The choir is responsible for singing the "proper" portions of the liturgy (those parts that change each Sunday) often in partnership with the congregation. These include the psalm, alleluia and verse (Gospel Acclamation), offertory, and music during communion. For example, effective singing of the psalm may include the congregation singing an antiphon and or refrain with the choir singing the verses, or the choir or cantor may sing the psalm in alternation with the congregation. The alleluia may be sung by the congregation, with the choir singing the proper verse for the day, followed by a repetition of the alleluia by the assembly. On some Sundays, it is appropriate for the choir to sing a choral setting of the appointed psalm or alleluia and verse. The same is true for the offertory; a choral setting of the proper offertory for the day may sometimes replace a congregational offertory found within the liturgy setting. Motets and anthems are especially appropriate as an offering, during distribution, and may be combined with hymns for congregational singing.
Other attendant music (such as anthems, motets, passions or cantatas) are secondary to the responsibilities mentioned above and should not be prepared at the expense of primary tasks. The amount of the choir’s participation in the Sunday liturgy will depend on the context of the gathered assembly and the ability of the choir.
When planning any liturgy, a sense of balance of musical choice must prevail — balance between the roles of the assembly, choir and instrumental musicians; balance between styles of music; balance between that which is known and what is unfamiliar. It is to be hoped that within that balance, we can provide a vehicle for all who worship to "sing the new song."
- Halter, Carl, and Carl Schalk, ed. A Handbook of Church Music. St. Louis: Concordia Publishing House, 1978.
- Bosch, Paul, Marianne Sawicki, and Paul Westermeyer. What is "contemporary" worship? Open Questions in Worship, vol. 2, ed. Gordon Lathrop. Minneapolis: Augsburg Fortress, 1995.

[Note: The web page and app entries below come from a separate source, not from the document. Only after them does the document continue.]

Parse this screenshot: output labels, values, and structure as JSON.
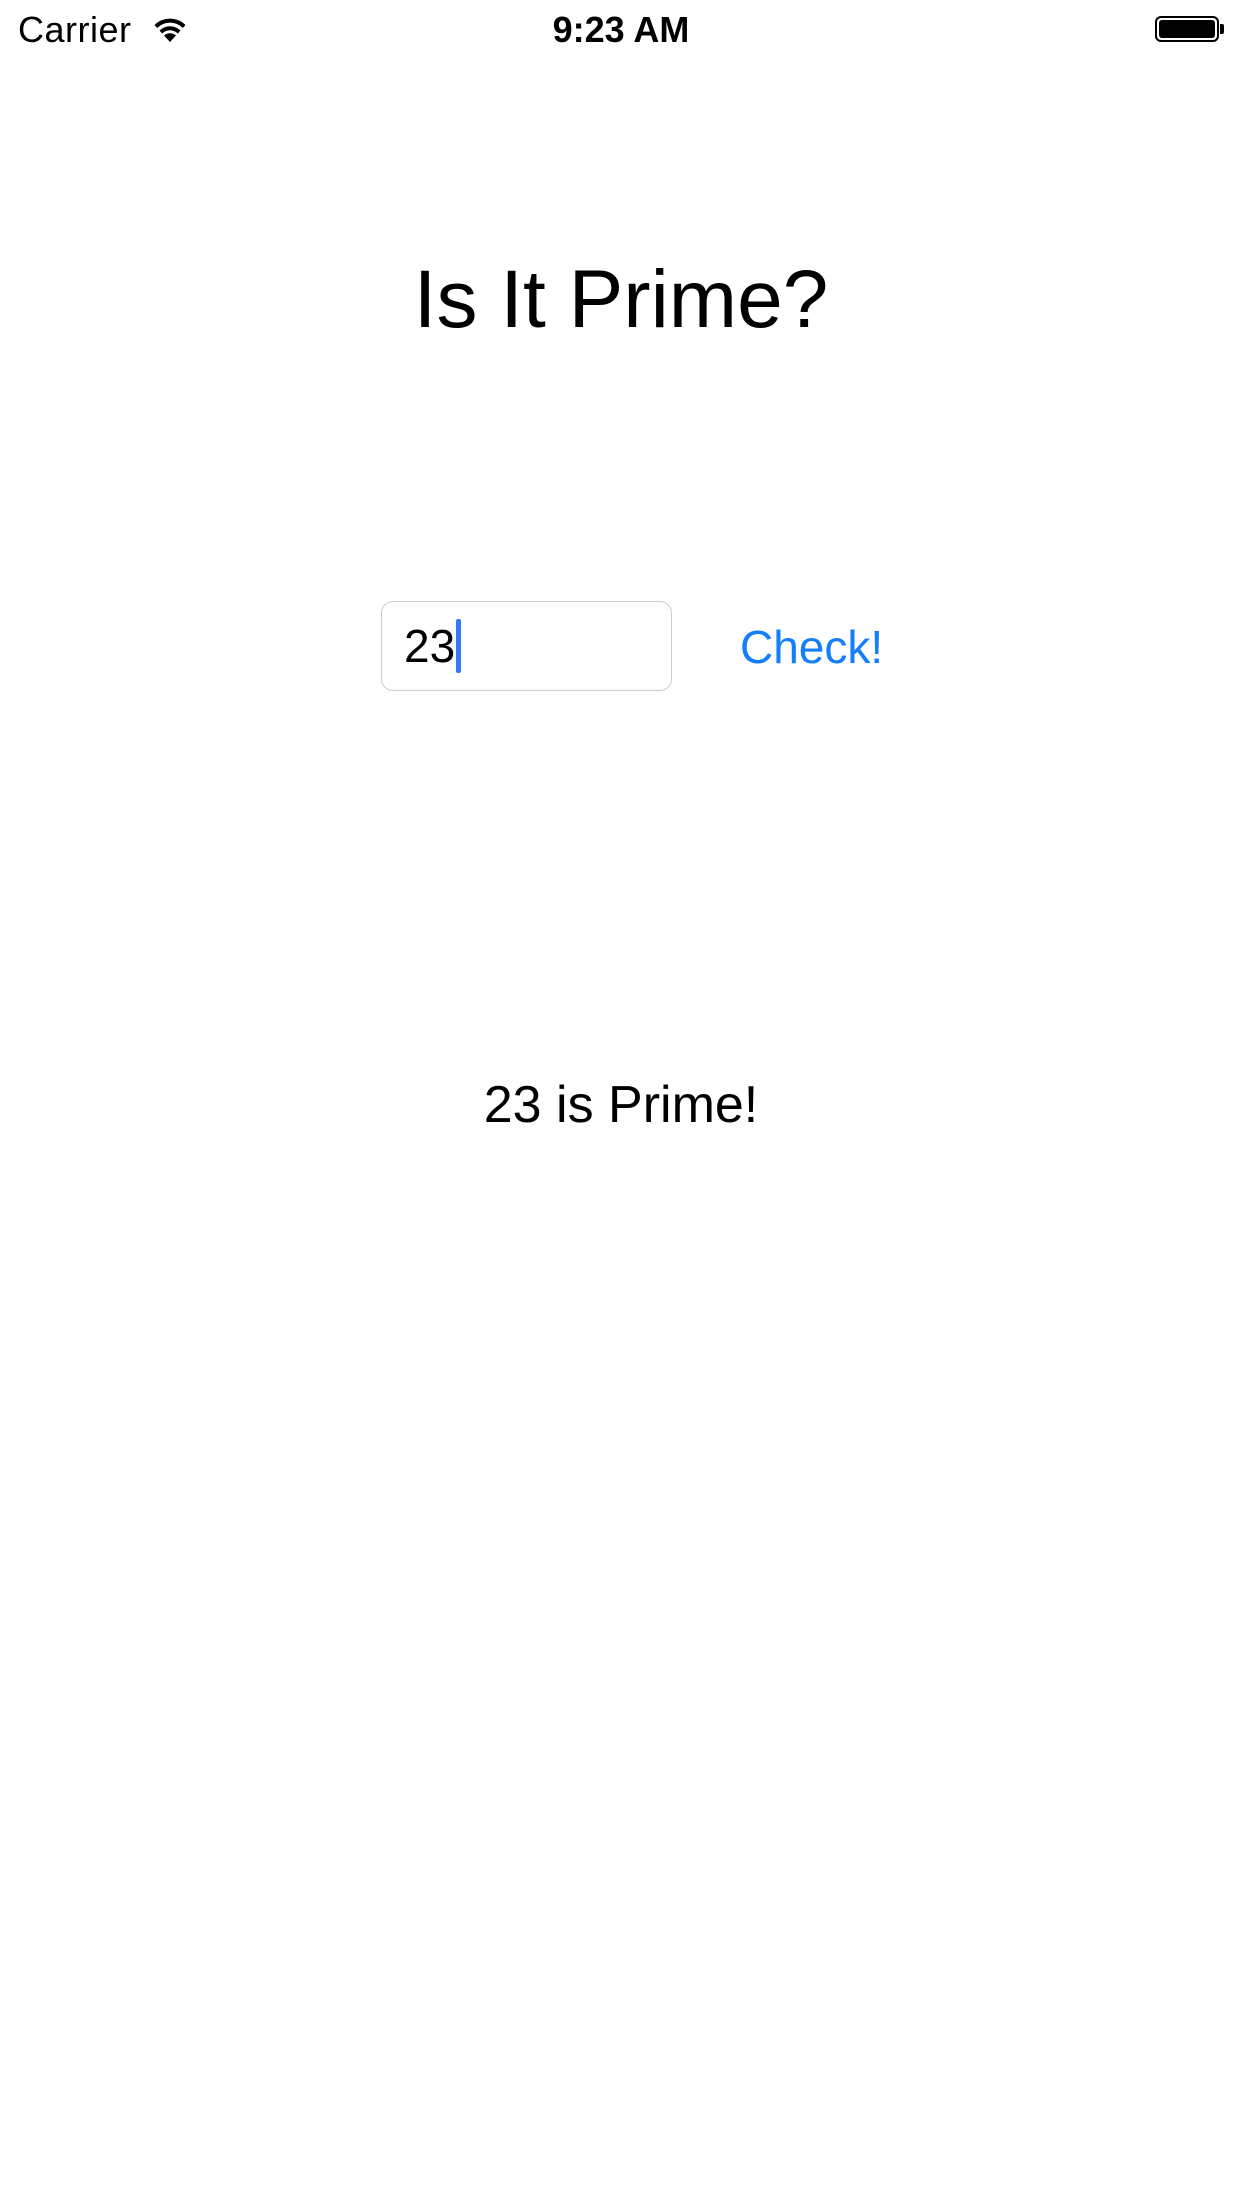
{
  "status_bar": {
    "carrier": "Carrier",
    "time": "9:23 AM",
    "wifi_icon": "wifi-icon",
    "battery_icon": "battery-full-icon",
    "battery_level": 1.0
  },
  "app": {
    "title": "Is It Prime?",
    "input": {
      "value": "23"
    },
    "check_button_label": "Check!",
    "result_text": "23 is Prime!"
  },
  "colors": {
    "accent": "#147efb",
    "caret": "#3478f6",
    "text": "#000000",
    "background": "#ffffff",
    "field_border": "#cccccc"
  }
}
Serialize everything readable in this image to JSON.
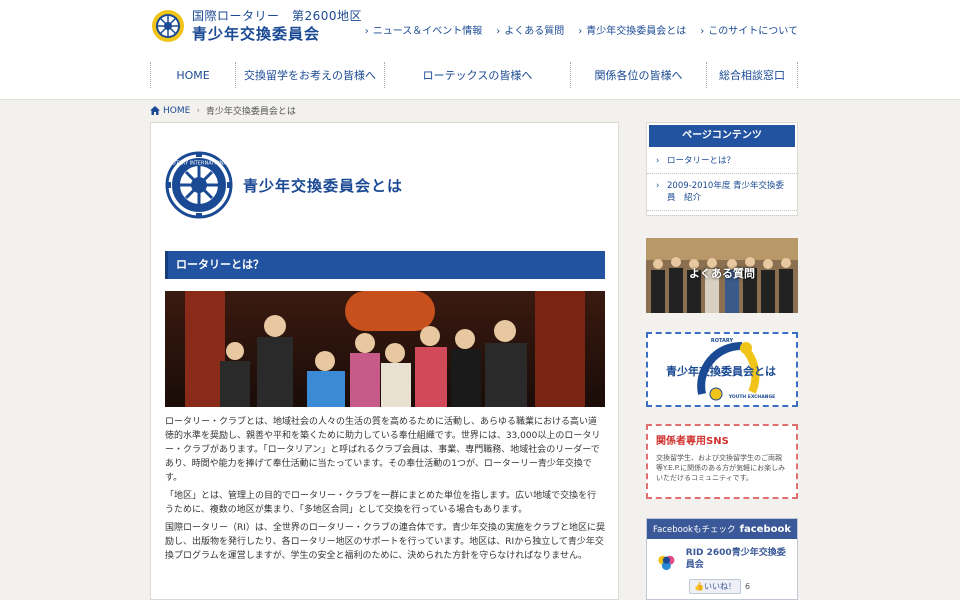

- Schalk, Carl. Luther on Music: Paradigms of Praise. St. Louis: Concordia Publishing House, 1988.
- Westermeyer, Paul. The Church Musician. Minneapolis: Augsburg Fortress, 1997.